  1. Combine the peaches, 1/2 cup sugar and the lemon juice in a bowl. Cover and refrigerate for 2 hours, stirring the mixture every 30 minutes or so. This step is very essential, so do not shorten the time – the peach juice is more likely to mix with the lemon juice the longer they stay in this mixture.
  2. Whisk the eggs in a mixing bowl until light and fluffy, around 2 minutes. Whisk in the remaining sugar, a little at a time. Pour in the cream and milk and whisk to blend. Finally, pour in the peach juice and blend.

    Whisking the peach juice into the cream mixture

    Whisking the peach juice into the cream mixture

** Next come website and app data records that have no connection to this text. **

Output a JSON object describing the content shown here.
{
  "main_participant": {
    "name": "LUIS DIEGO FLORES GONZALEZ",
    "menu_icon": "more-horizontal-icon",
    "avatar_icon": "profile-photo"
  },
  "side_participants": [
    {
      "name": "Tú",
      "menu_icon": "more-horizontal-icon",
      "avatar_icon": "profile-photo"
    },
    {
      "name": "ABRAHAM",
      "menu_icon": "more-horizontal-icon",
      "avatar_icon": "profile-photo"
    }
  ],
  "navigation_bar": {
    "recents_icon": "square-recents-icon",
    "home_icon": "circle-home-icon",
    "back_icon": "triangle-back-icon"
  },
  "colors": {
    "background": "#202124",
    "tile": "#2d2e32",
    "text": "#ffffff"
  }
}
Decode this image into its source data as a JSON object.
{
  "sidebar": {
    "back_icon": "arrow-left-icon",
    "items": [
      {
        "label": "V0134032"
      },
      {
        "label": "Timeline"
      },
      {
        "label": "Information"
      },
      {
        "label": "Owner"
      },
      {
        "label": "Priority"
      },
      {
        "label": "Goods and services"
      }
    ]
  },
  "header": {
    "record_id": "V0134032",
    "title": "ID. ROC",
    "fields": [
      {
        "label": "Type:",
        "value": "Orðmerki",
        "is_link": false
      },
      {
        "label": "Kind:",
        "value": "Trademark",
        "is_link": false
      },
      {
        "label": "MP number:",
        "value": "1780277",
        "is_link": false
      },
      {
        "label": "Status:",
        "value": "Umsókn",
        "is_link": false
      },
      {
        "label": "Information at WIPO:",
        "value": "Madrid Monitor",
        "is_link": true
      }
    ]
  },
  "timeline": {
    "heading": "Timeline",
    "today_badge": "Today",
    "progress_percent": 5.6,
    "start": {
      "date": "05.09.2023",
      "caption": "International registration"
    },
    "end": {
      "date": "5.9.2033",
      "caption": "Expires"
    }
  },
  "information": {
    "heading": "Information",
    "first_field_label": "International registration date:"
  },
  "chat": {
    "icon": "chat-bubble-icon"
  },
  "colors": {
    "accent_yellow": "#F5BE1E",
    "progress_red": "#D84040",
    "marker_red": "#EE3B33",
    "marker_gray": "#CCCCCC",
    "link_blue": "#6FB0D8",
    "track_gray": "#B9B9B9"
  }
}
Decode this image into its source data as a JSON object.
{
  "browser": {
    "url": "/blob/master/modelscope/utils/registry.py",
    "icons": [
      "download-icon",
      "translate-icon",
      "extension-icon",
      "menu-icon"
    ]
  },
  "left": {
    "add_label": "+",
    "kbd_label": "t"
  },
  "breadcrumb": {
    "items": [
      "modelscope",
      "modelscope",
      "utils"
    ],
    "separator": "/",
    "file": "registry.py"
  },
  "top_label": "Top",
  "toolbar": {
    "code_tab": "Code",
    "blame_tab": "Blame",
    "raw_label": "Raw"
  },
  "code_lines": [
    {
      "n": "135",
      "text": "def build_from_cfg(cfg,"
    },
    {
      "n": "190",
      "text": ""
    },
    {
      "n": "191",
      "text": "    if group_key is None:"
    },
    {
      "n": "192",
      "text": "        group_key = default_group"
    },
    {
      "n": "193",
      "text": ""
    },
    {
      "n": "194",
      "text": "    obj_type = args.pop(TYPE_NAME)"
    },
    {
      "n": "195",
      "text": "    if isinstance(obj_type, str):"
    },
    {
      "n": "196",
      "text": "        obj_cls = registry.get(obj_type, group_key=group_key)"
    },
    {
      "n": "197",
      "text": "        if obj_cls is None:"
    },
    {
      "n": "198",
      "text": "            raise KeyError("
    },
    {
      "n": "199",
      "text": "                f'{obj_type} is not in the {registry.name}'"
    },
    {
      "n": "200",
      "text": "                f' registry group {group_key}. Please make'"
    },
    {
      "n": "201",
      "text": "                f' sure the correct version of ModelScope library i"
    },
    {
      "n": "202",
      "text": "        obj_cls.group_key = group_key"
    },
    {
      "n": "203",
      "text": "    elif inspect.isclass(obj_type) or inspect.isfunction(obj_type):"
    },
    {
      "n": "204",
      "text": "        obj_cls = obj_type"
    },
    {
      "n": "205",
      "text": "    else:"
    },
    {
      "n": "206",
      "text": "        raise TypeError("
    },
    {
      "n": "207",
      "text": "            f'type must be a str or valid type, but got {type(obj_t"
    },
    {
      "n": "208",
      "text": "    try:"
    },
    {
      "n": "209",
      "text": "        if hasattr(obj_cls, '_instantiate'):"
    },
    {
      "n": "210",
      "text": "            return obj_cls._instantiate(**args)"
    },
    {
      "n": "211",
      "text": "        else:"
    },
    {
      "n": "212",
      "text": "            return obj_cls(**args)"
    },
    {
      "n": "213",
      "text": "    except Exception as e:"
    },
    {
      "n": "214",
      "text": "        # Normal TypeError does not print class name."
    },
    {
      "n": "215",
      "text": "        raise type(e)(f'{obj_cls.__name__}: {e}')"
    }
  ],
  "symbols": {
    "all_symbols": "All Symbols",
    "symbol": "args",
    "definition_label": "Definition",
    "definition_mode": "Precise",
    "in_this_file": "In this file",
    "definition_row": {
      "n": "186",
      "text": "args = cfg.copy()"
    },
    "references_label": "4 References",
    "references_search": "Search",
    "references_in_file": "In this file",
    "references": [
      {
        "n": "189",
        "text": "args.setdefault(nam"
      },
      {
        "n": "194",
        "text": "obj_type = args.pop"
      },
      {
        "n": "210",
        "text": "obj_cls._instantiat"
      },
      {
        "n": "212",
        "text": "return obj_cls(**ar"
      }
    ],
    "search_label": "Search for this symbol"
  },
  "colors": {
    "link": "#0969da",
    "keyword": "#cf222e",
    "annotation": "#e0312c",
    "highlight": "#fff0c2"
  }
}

  3. Transfer the mixture to an ice-cream maker and freeze according to the manufacturer’s instructions.
  4. Once the ice cream starts stiffening (around 5 minutes before it is complete), add the peaches, then continue freezing until the ice-cream is ready. The ice-cream may additionally need to be stored in the freezer in a container for about 30 minutes before it completely firms up.

Tomato Soup with Arugula, Croutons and Parmesan

I couldn’t be happier about the delay in cooler temperatures during this New England fall. One of the things it means is that we get to enjoy summer fruits and vegetables for much longer than usual – this tomato soup uses some ripe, juicy, beefsteak tomatoes from Connecticut. I also got to pick  juicy yellow peaches from Lyman Orchards this week, which I have never spotted any of these past years when I have gone apple picking. While I’m excited to try and use the bounty of apples and peaches that we picked for some desserts during the coming weeks, in this post I want to concentrate on the last (and yet, pretty good) summer tomatoes that are still around.

This soup does not use any cream or much fat, so it’s great for a light lunch or as an appetizer. The sharpness of the arugula compliments the sweet, acidic, juicy, ripe tomatoes and the croutons provide great texture. This dish is also great for using bruised or over-ripe tomatoes.

Tomato Soup with Arugula, Croutons and Parmesan


Recipe adapted from Bon Appetit – August 2015 issue


  • 2 thick slices country-style bread, torn into bite-sized pieces (I used ciabatta)
  • 4 tbsp olive oil
  • Salt
  • 1 large white onion, thinly sliced
  • 2 garlic cloves, crushed
  • 2 tbsp thyme leaves (or 2 tsp dried thyme)
  • Freshly ground black pepper
  • 2 lbs beefsteak tomatoes, cut into large wedges
  • Hot sauce (though I used my favorite Pirate Blend seasoning – highly recommended for adding heat to any dish!)
  • 1 cup baby arugula
  • 1 oz Parmesan, shaved


  1. Preheat oven to 400 F.
  2. Toss bread with 2 tbsp olive oil on a rimmed baking sheet and season with salt. Toss after 3-4 minutes and bake for 4-5 minutes more, until golden brown and crunchy (total time of 8-10 minutes). Set croutons aside.
  3. Heat 2 tbsp oil in a large skillet over medium heat. Toss onion, garlic, thyme, salt and pepper. Cook, stirring often, until onions are brown, around 5-7 minutes.
  4. Add tomatoes and cook, stirring often, until they release their juices – about a minute or 2.
  5. Add 1 cup water and bring to a boil.
  6. Using an immersion blender, blend the mixture. Or alternatively, transfer mixture to a blender and blend until soup.
  7. Taste and add hot sauce or other spicy seasoning. Season with salt and pepper as needed
  8. Serve soup topped with arugula, shaved Parmesan and croutons.